Sumerki zhenskoi dushi

(Twilight of a Woman's Soul, Russia - 1913)

by Mike Lorefice

Cast: Vera Chernova, A. Ugrjumov, V. Demert, V. Brianski
Genre: Drama
Director: Yevgeni Bauer
Screenplay: V. Demert
Cinematography: Nikolai Kozlovsky
Composer: -
Runtime: 48 minutes

In an effort to pretend Soviet cinema began with Vladimir Lenin, the couple thousand films made under Tsar Nicholas II were vaulted. In order to be considered a pioneer, people have to actually have access to your work, which excluded the innovative and brilliant career of Yevgeni Bauer out of the cinematic history books. Far funnier than the Reds denying their country who knows how much credit is that Bauer was reportedly sympathetic to the communist cause. And even if he wasn’t, since he died prematurely they certainly could have claimed him.

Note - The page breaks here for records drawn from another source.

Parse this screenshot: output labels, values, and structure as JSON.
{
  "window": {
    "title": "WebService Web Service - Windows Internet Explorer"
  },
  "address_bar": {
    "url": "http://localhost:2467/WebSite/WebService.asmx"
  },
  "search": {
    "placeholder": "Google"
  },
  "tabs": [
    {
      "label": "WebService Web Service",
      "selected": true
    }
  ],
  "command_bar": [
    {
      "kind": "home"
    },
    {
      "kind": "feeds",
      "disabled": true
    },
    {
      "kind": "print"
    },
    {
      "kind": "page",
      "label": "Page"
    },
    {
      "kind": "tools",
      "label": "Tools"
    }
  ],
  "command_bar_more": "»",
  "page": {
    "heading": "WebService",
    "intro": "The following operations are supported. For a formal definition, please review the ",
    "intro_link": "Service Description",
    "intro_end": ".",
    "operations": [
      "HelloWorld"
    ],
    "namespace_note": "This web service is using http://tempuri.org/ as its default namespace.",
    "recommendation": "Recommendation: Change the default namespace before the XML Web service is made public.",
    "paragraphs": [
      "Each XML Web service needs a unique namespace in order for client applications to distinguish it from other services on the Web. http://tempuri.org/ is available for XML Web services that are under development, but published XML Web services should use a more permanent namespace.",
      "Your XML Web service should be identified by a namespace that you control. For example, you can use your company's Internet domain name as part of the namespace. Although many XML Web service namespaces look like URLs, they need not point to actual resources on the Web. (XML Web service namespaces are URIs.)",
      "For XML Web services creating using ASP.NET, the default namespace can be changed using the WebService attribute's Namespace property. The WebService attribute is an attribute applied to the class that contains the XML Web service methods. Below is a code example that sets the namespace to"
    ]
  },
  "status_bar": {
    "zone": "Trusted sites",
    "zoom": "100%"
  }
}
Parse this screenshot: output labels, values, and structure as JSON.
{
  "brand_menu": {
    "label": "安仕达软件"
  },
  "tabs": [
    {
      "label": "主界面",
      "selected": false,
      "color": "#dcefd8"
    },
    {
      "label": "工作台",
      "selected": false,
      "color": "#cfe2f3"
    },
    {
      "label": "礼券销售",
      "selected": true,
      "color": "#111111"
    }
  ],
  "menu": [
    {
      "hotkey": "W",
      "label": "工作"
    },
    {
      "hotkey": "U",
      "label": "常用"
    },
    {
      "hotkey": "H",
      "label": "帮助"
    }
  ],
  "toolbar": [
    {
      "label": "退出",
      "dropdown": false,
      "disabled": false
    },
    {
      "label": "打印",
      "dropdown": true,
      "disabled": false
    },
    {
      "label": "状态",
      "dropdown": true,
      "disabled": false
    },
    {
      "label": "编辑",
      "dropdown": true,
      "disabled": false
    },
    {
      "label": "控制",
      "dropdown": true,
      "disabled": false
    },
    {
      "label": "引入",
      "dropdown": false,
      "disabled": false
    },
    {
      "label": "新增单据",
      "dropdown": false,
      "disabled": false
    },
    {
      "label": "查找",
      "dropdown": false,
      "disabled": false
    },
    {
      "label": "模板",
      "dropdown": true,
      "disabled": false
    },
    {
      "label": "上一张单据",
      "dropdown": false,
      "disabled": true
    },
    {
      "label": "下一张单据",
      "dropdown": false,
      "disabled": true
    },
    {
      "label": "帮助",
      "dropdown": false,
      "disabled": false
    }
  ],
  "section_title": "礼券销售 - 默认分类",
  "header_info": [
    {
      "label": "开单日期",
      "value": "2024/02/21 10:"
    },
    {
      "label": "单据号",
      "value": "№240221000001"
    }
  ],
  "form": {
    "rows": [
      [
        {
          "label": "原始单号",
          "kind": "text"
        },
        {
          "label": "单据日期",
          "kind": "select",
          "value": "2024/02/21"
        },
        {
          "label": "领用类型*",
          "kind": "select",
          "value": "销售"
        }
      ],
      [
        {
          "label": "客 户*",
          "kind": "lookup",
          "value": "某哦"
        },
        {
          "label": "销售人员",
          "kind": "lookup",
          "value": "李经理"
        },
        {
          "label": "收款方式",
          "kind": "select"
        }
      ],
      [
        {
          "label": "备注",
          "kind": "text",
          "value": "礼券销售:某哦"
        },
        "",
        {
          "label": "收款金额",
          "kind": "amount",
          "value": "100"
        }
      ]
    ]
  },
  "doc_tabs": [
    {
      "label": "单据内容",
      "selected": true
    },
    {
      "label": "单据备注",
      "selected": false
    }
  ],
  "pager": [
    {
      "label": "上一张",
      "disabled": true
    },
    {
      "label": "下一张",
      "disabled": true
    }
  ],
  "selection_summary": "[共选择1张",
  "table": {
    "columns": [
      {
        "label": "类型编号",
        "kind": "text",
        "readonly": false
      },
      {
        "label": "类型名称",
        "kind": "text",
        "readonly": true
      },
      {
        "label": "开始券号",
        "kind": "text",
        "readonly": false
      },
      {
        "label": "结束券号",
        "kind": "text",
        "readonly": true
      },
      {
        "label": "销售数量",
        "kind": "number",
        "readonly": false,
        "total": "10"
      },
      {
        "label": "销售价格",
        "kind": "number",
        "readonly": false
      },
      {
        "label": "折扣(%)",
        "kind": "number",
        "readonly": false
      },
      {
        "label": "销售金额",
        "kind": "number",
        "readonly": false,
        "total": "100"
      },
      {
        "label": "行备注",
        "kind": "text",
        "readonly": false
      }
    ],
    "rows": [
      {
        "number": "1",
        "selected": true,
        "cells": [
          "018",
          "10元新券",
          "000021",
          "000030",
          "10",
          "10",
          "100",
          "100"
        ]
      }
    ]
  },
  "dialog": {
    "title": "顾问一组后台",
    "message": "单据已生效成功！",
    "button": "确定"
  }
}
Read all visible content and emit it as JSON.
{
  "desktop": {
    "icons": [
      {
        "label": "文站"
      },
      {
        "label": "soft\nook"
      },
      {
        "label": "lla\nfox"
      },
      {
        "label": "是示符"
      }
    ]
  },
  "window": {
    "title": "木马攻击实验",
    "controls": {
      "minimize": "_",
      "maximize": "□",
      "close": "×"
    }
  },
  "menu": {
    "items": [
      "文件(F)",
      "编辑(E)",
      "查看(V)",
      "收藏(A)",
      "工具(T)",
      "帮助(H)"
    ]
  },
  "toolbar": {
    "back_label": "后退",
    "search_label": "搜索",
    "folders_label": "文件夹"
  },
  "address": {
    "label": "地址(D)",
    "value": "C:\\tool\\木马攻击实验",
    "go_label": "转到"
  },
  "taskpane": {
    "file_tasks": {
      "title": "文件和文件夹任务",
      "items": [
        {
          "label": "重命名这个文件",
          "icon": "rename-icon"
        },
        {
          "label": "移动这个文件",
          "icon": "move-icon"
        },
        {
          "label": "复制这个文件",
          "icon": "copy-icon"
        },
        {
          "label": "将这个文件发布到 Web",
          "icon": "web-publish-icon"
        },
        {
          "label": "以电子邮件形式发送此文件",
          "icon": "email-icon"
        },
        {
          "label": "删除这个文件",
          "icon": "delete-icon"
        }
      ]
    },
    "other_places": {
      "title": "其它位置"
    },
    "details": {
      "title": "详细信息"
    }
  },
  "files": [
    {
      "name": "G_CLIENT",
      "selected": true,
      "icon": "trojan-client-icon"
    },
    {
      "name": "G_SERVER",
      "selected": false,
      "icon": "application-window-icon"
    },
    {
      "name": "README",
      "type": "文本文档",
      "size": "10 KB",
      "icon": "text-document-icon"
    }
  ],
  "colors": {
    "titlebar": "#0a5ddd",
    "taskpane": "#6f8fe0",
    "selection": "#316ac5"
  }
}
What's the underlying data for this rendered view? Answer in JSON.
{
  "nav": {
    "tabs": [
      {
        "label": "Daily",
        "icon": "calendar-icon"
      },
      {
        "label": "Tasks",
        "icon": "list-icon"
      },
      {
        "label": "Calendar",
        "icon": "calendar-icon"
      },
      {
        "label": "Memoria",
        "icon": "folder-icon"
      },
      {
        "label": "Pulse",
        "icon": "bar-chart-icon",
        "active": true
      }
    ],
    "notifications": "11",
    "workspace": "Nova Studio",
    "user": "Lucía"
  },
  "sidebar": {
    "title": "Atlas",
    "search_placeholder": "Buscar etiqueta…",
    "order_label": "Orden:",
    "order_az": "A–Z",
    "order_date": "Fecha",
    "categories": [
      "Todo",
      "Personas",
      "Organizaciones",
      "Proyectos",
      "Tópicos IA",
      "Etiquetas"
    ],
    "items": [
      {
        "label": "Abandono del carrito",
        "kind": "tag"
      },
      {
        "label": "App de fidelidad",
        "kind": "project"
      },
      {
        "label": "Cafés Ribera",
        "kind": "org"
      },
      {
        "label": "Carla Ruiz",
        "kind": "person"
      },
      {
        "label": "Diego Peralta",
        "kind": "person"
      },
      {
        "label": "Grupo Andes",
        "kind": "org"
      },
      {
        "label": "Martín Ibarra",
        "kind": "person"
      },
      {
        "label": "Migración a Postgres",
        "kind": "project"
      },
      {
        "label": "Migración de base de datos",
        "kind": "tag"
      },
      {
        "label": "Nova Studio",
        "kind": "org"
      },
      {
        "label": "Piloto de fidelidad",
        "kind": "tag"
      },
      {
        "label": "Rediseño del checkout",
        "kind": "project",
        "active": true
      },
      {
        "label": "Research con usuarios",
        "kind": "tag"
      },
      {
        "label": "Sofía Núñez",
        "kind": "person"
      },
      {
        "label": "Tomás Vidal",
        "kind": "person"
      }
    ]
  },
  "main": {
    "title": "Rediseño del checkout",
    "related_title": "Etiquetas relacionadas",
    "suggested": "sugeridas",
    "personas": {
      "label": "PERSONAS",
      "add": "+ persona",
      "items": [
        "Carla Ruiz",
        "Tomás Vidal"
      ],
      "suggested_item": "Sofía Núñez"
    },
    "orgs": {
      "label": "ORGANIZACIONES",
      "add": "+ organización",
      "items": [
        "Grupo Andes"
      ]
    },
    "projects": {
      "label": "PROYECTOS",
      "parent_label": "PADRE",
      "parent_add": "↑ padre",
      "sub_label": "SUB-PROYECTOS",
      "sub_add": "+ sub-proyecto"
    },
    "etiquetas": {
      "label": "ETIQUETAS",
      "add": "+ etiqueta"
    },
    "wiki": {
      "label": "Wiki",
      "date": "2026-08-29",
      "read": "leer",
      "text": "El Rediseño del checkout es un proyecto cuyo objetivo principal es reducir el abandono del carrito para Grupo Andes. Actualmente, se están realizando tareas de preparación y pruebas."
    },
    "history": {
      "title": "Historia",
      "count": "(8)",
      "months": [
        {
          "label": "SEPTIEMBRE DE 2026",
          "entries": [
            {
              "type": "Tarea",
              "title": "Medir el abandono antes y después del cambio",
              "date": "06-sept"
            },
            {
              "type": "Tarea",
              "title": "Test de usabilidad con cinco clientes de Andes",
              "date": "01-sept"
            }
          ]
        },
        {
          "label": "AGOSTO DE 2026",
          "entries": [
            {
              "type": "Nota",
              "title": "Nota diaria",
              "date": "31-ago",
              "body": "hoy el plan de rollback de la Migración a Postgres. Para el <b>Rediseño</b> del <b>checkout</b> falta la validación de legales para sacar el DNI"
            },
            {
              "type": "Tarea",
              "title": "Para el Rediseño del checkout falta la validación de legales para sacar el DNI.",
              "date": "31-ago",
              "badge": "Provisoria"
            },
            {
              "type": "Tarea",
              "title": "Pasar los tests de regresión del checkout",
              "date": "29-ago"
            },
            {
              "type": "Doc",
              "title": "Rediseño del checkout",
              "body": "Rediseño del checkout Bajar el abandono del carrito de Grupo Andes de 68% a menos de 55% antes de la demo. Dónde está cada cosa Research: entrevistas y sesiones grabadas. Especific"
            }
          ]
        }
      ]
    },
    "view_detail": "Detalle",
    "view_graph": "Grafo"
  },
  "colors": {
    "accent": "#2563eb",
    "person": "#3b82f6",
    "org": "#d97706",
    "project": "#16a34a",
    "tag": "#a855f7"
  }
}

About a quarter century before the widely praised use of deep focus in William Wyler’s films, Bauer was not only utilizing the technique in his films, but even doing so to better effect. Bauer’s background as an artistic photographer and production designer led him to juxtapose decor laden dark foreground and alternately well lit background. His careful placement of objects added dimensionality, while under exposing the foreground called our attention to the existence of the further more illuminated areas our eye naturally tends to ignore. By moving the actors through the sets rather than keeping them largely stationary, cutting, or moving the camera with them (extremely difficult at the time), the actors walking through the lights and past the props gives the film a seeming three dimensional depth. But the shadows and precisely cast lights did a lot more than simply eliminating the flatness of the screen, they spoke of the characters mood and mental state. This allows the acting to be restrained. As Bauer almost never comes closer than a mid shot, the actors are never enticed to mug and thus must do much of their work through poses.

Twilight is about the plight of a wealthy girl Vera (Vera Chernova) who is shunned by high society, though the feeling is mutual as she knows nothing fruitful comes from aristocratic charades. Hoping to give her life some purpose, she decides to help the poor. I found it quite lame that the first person the naive woman helps gives her a rude introduction to life outside the protection of money, raping her. It’s less than a 50 minute film, and exploring the effects the rape and her subsequent killing of the sleeping man have on her life as well as others is the purpose. Prince Dolskij (A. Agrujumov) is told the shocking truth after their marriage, but in typical Bauer fashion, displeased with the man (he’s horrified) the heroine leaves him and becomes successful in show business. The result is the weak man once again suffers for mistreating the stronger modern woman.

Perhaps Bauer’s first surviving film pales in comparison to some of his films from a few years later (due to an unfortunate accident his career only lasted from 1913-1917), but it’s hard to not be amazed by the technique. In addition to the deep focus photography there’s a brief tracking shot and even an early dream sequence - the idea so fresh it’s actually labeled “a dream” - utilizing superimposition and shot through a veil. It’s easy to see After Death is quite a step forward since it follows Twilight on the Milestone DVD, but Twilight is technically and thematically far more advanced than almost anything from its era. Perhaps more importantly, it’s compulsively watchable. Even at the end of the silent era drama tends to be hard to watch unless delivered by a real master, but Bauer predates most of the directors that are remembered today. Cecile B. DeMille’s corny hokem is impossible for me to sit through without forcing myself, and even if they have more artistic merit the over the top lavishness and extravagance of Bauer’s peers Giovanni Pastrone and D.W. Griffith have me balking almost as often.

I appreciate Bauer because he shows everything, usually rather than stating it. Sometimes he practically refuses to do either, but I’d always rather be unsure of details like whether Vera was deflowered for several minutes, hell even forever, than have everything confirmed and reconfirmed for those who were dozing the first three times.



* Copyright 2007 - Raging Bull Movie Reviews *